* **DATASET RECORDS**:
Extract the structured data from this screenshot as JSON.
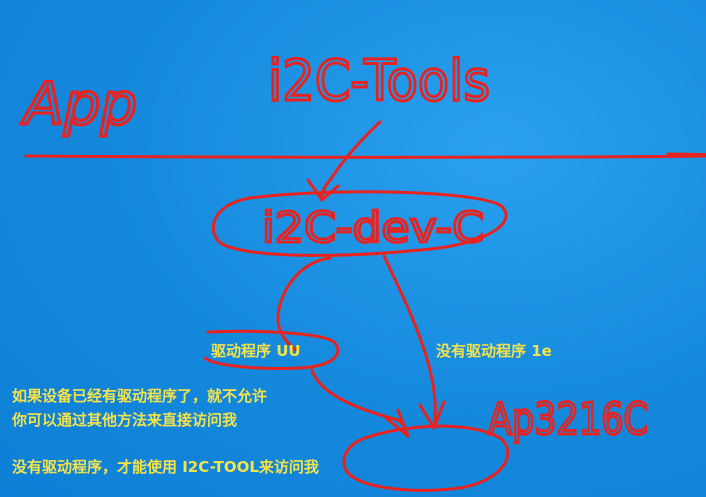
{
  "handwritten": {
    "app": "App",
    "i2c_tools": "i2C-Tools",
    "i2c_dev_c": "i2C-dev-C",
    "chip": "Ap3216C"
  },
  "labels": {
    "with_driver": "驱动程序 UU",
    "without_driver": "没有驱动程序 1e",
    "note_line1": "如果设备已经有驱动程序了，就不允许",
    "note_line2": "你可以通过其他方法来直接访问我",
    "note_line3": "没有驱动程序，才能使用 I2C-TOOL来访问我"
  },
  "colors": {
    "ink": "#e8231f",
    "label": "#f4e24a",
    "background": "#1489dc"
  }
}
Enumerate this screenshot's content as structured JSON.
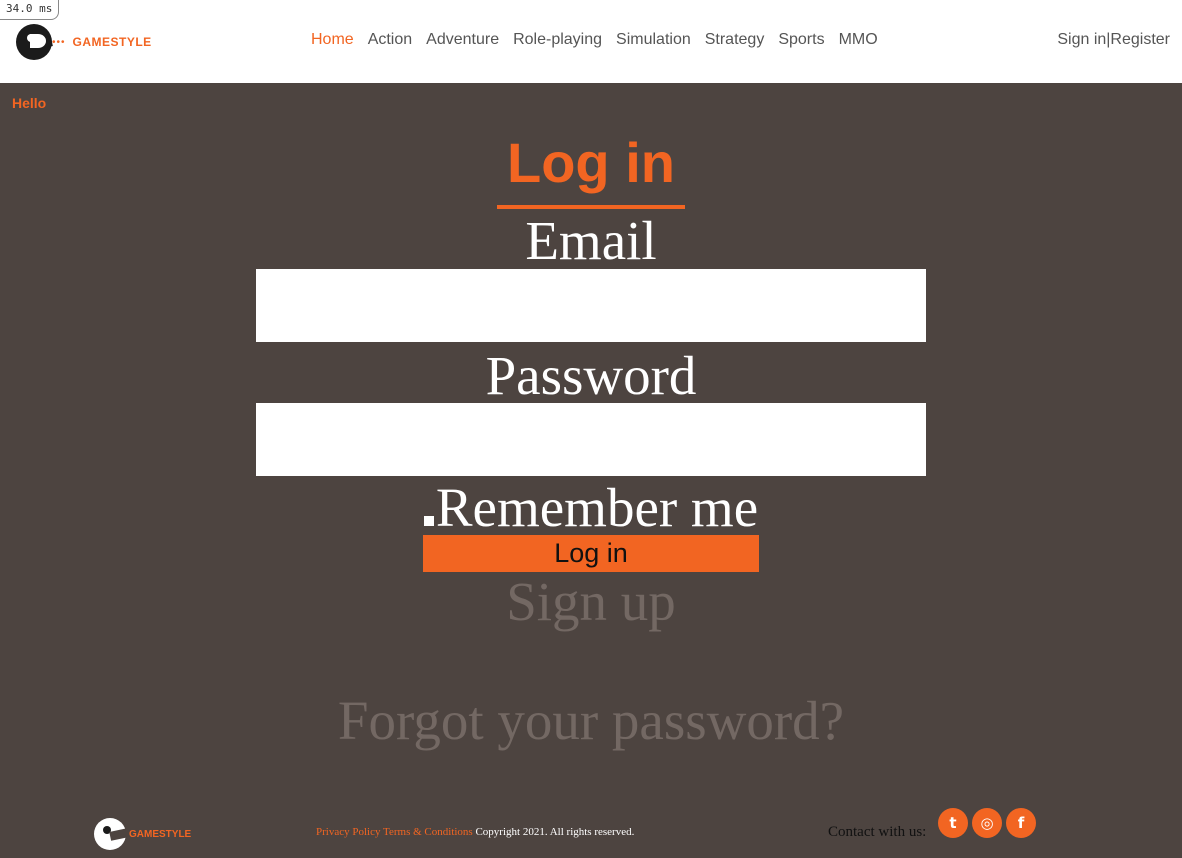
{
  "debug": {
    "timing": "34.0 ms"
  },
  "brand": {
    "name": "GAMESTYLE",
    "dots": "•••",
    "accent": "#f26522",
    "background": "#4d4440"
  },
  "nav": {
    "items": [
      {
        "label": "Home",
        "active": true
      },
      {
        "label": "Action"
      },
      {
        "label": "Adventure"
      },
      {
        "label": "Role-playing"
      },
      {
        "label": "Simulation"
      },
      {
        "label": "Strategy"
      },
      {
        "label": "Sports"
      },
      {
        "label": "MMO"
      }
    ],
    "sign_in": "Sign in",
    "separator": "|",
    "register": "Register"
  },
  "greeting": "Hello",
  "form": {
    "title": "Log in",
    "email_label": "Email",
    "email_value": "",
    "password_label": "Password",
    "password_value": "",
    "remember_label": "Remember me",
    "submit_label": "Log in",
    "signup_link": "Sign up",
    "forgot_link": "Forgot your password?"
  },
  "footer": {
    "privacy": "Privacy Policy",
    "terms": "Terms & Conditions",
    "copyright": "Copyright 2021. All rights reserved.",
    "contact": "Contact with us:",
    "social": [
      "twitter-icon",
      "instagram-icon",
      "facebook-icon"
    ]
  }
}
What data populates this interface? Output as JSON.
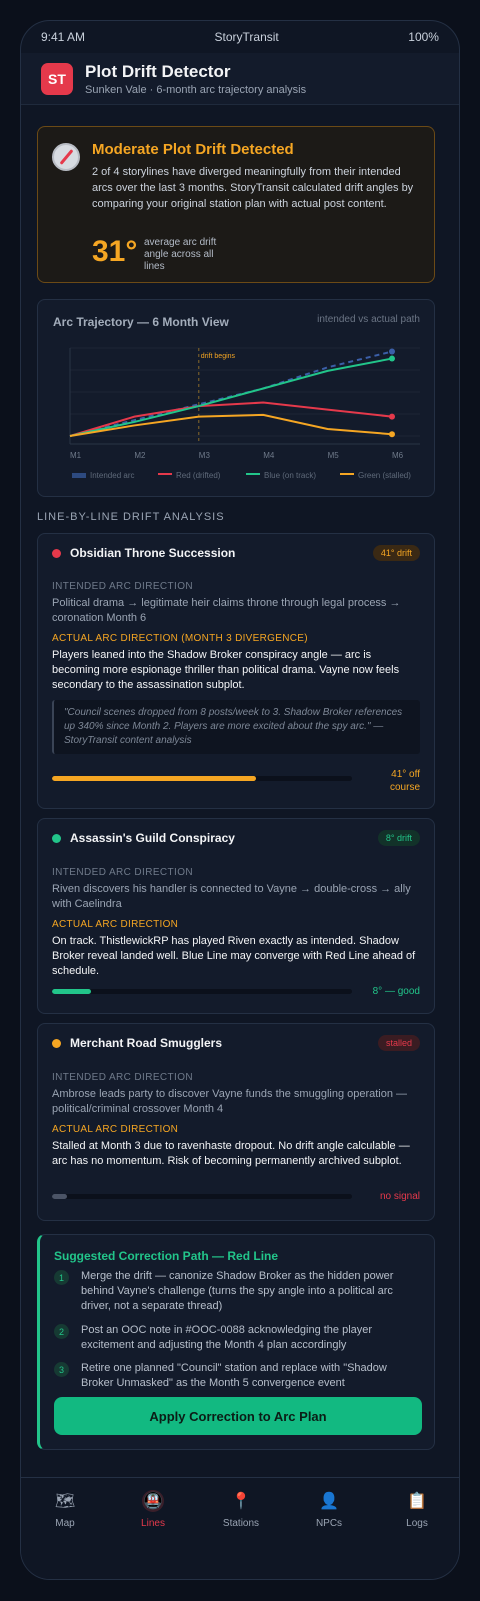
{
  "status": {
    "time": "9:41 AM",
    "carrier": "StoryTransit",
    "battery": "100%"
  },
  "header": {
    "logo": "ST",
    "title": "Plot Drift Detector",
    "subtitle": "Sunken Vale · 6-month arc trajectory analysis"
  },
  "alert": {
    "title": "Moderate Plot Drift Detected",
    "body": "2 of 4 storylines have diverged meaningfully from their intended arcs over the last 3 months. StoryTransit calculated drift angles by comparing your original station plan with actual post content.",
    "angle": "31°",
    "angle_note": "average arc drift angle across all lines",
    "icon": "compass-icon"
  },
  "chart": {
    "title": "Arc Trajectory — 6 Month View",
    "subtitle": "intended vs actual path",
    "annotation": "drift begins"
  },
  "chart_data": {
    "type": "line",
    "categories": [
      "M1",
      "M2",
      "M3",
      "M4",
      "M5",
      "M6"
    ],
    "ylim": [
      0,
      100
    ],
    "grid": true,
    "legend_placement": "bottom",
    "series": [
      {
        "name": "Intended arc",
        "color": "#3b5fa8",
        "dashed": true,
        "values": [
          0,
          18,
          36,
          54,
          78,
          96
        ]
      },
      {
        "name": "Red (drifted)",
        "color": "#e5394b",
        "values": [
          0,
          22,
          34,
          38,
          30,
          22
        ]
      },
      {
        "name": "Blue (on track)",
        "color": "#22c58a",
        "values": [
          0,
          16,
          34,
          54,
          74,
          88
        ]
      },
      {
        "name": "Green (stalled)",
        "color": "#f5a623",
        "values": [
          0,
          12,
          22,
          24,
          8,
          2
        ]
      }
    ]
  },
  "section_label": "LINE-BY-LINE DRIFT ANALYSIS",
  "lines": [
    {
      "name": "Obsidian Throne Succession",
      "color": "#e5394b",
      "badge": "41° drift",
      "intended_label": "INTENDED ARC DIRECTION",
      "intended": "Political drama → legitimate heir claims throne through legal process → coronation Month 6",
      "actual_label": "ACTUAL ARC DIRECTION (MONTH 3 DIVERGENCE)",
      "actual": "Players leaned into the Shadow Broker conspiracy angle — arc is becoming more espionage thriller than political drama. Vayne now feels secondary to the assassination subplot.",
      "quote": "\"Council scenes dropped from 8 posts/week to 3. Shadow Broker references up 340% since Month 2. Players are more excited about the spy arc.\" — StoryTransit content analysis",
      "drift_fraction": 0.68,
      "drift_note": "41° off course"
    },
    {
      "name": "Assassin's Guild Conspiracy",
      "color": "#22c58a",
      "badge": "8° drift",
      "intended_label": "INTENDED ARC DIRECTION",
      "intended": "Riven discovers his handler is connected to Vayne → double-cross → ally with Caelindra",
      "actual_label": "ACTUAL ARC DIRECTION",
      "actual": "On track. ThistlewickRP has played Riven exactly as intended. Shadow Broker reveal landed well. Blue Line may converge with Red Line ahead of schedule.",
      "drift_fraction": 0.13,
      "drift_note": "8° — good"
    },
    {
      "name": "Merchant Road Smugglers",
      "color": "#f5a623",
      "badge": "stalled",
      "intended_label": "INTENDED ARC DIRECTION",
      "intended": "Ambrose leads party to discover Vayne funds the smuggling operation — political/criminal crossover Month 4",
      "actual_label": "ACTUAL ARC DIRECTION",
      "actual": "Stalled at Month 3 due to ravenhaste dropout. No drift angle calculable — arc has no momentum. Risk of becoming permanently archived subplot.",
      "drift_fraction": 0.05,
      "drift_note": "no signal"
    }
  ],
  "correction": {
    "title": "Suggested Correction Path — Red Line",
    "steps": [
      {
        "num": "1",
        "text": "Merge the drift — canonize Shadow Broker as the hidden power behind Vayne's challenge (turns the spy angle into a political arc driver, not a separate thread)"
      },
      {
        "num": "2",
        "text": "Post an OOC note in #OOC-0088 acknowledging the player excitement and adjusting the Month 4 plan accordingly"
      },
      {
        "num": "3",
        "text": "Retire one planned \"Council\" station and replace with \"Shadow Broker Unmasked\" as the Month 5 convergence event"
      }
    ],
    "button": "Apply Correction to Arc Plan"
  },
  "tabs": [
    {
      "label": "Map",
      "icon": "map-icon",
      "glyph": "🗺"
    },
    {
      "label": "Lines",
      "icon": "train-icon",
      "glyph": "🚇"
    },
    {
      "label": "Stations",
      "icon": "pin-icon",
      "glyph": "📍"
    },
    {
      "label": "NPCs",
      "icon": "person-icon",
      "glyph": "👤"
    },
    {
      "label": "Logs",
      "icon": "clipboard-icon",
      "glyph": "📋"
    }
  ]
}
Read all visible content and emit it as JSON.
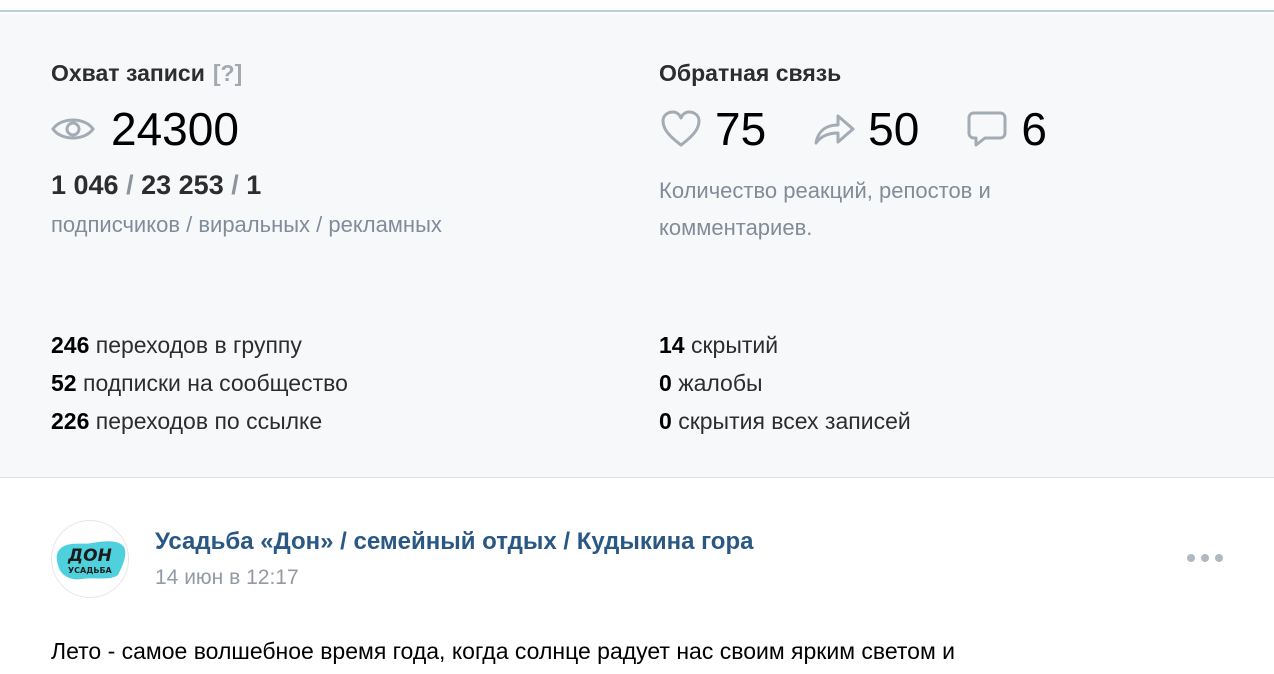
{
  "reach": {
    "title": "Охват записи",
    "hint": "[?]",
    "icon": "eye-icon",
    "total": "24300",
    "split": {
      "subscribers": "1 046",
      "viral": "23 253",
      "ads": "1",
      "separator": "/"
    },
    "split_labels": "подписчиков / виральных / рекламных"
  },
  "feedback": {
    "title": "Обратная связь",
    "likes": {
      "icon": "heart-icon",
      "count": "75"
    },
    "reposts": {
      "icon": "share-arrow-icon",
      "count": "50"
    },
    "comments": {
      "icon": "comment-icon",
      "count": "6"
    },
    "description": "Количество реакций, репостов и комментариев."
  },
  "left_metrics": [
    {
      "value": "246",
      "label": "переходов в группу"
    },
    {
      "value": "52",
      "label": "подписки на сообщество"
    },
    {
      "value": "226",
      "label": "переходов по ссылке"
    }
  ],
  "right_metrics": [
    {
      "value": "14",
      "label": "скрытий"
    },
    {
      "value": "0",
      "label": "жалобы"
    },
    {
      "value": "0",
      "label": "скрытия всех записей"
    }
  ],
  "post": {
    "author": "Усадьба «Дон» / семейный отдых / Кудыкина гора",
    "date": "14 июн в 12:17",
    "avatar_logo_text": "ДОН УСАДЬБА",
    "text": "Лето - самое волшебное время года, когда солнце радует нас своим ярким светом и"
  },
  "colors": {
    "link": "#2a5885",
    "muted": "#818c99",
    "stats_bg": "#f7f8fa",
    "avatar_accent": "#4fd1dd"
  }
}
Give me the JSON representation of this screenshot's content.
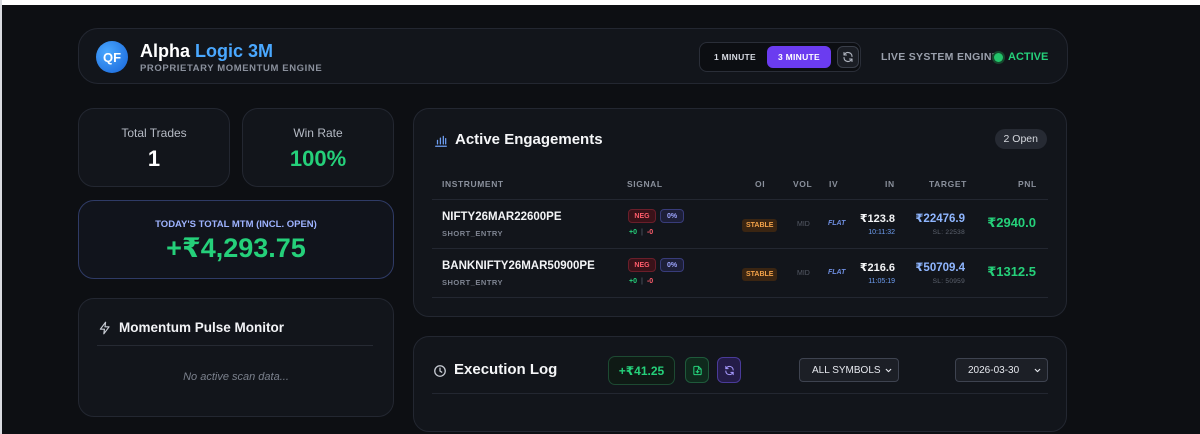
{
  "header": {
    "logo_text": "QF",
    "title_part1": "Alpha",
    "title_part2": "Logic 3M",
    "subtitle": "PROPRIETARY MOMENTUM ENGINE",
    "timeframes": [
      "1 MINUTE",
      "3 MINUTE"
    ],
    "active_timeframe": "3 MINUTE",
    "engine_label": "LIVE SYSTEM ENGINE",
    "engine_status": "ACTIVE",
    "accent_color": "#6b3cf0",
    "status_color": "#25d07a"
  },
  "stats": {
    "total_trades_label": "Total Trades",
    "total_trades_value": "1",
    "win_rate_label": "Win Rate",
    "win_rate_value": "100%"
  },
  "mtm": {
    "label": "TODAY'S TOTAL MTM (INCL. OPEN)",
    "value": "+₹4,293.75"
  },
  "pulse": {
    "title": "Momentum Pulse Monitor",
    "empty_text": "No active scan data..."
  },
  "engagements": {
    "title": "Active Engagements",
    "badge": "2 Open",
    "columns": [
      "INSTRUMENT",
      "SIGNAL",
      "OI",
      "VOL",
      "IV",
      "IN",
      "TARGET",
      "PNL"
    ],
    "rows": [
      {
        "instrument": "NIFTY26MAR22600PE",
        "sub": "SHORT_ENTRY",
        "signal": "NEG",
        "signal_pct": "0%",
        "plus": "+0",
        "minus": "-0",
        "oi": "STABLE",
        "vol": "MID",
        "iv": "FLAT",
        "in_price": "₹123.8",
        "in_time": "10:11:32",
        "target": "₹22476.9",
        "sl": "SL: 22538",
        "pnl": "₹2940.0"
      },
      {
        "instrument": "BANKNIFTY26MAR50900PE",
        "sub": "SHORT_ENTRY",
        "signal": "NEG",
        "signal_pct": "0%",
        "plus": "+0",
        "minus": "-0",
        "oi": "STABLE",
        "vol": "MID",
        "iv": "FLAT",
        "in_price": "₹216.6",
        "in_time": "11:05:19",
        "target": "₹50709.4",
        "sl": "SL: 50959",
        "pnl": "₹1312.5"
      }
    ]
  },
  "execution_log": {
    "title": "Execution Log",
    "pnl": "+₹41.25",
    "symbol_filter": "ALL SYMBOLS",
    "date_filter": "2026-03-30"
  },
  "icons": {
    "logo": "qf-logo-icon",
    "refresh": "refresh-icon",
    "chart": "bar-chart-icon",
    "bolt": "lightning-icon",
    "clock": "clock-icon",
    "export": "file-export-icon",
    "chevron": "chevron-down-icon"
  }
}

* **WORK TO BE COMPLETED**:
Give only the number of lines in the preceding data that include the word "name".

* **EXERCISE SOLUTION**:
8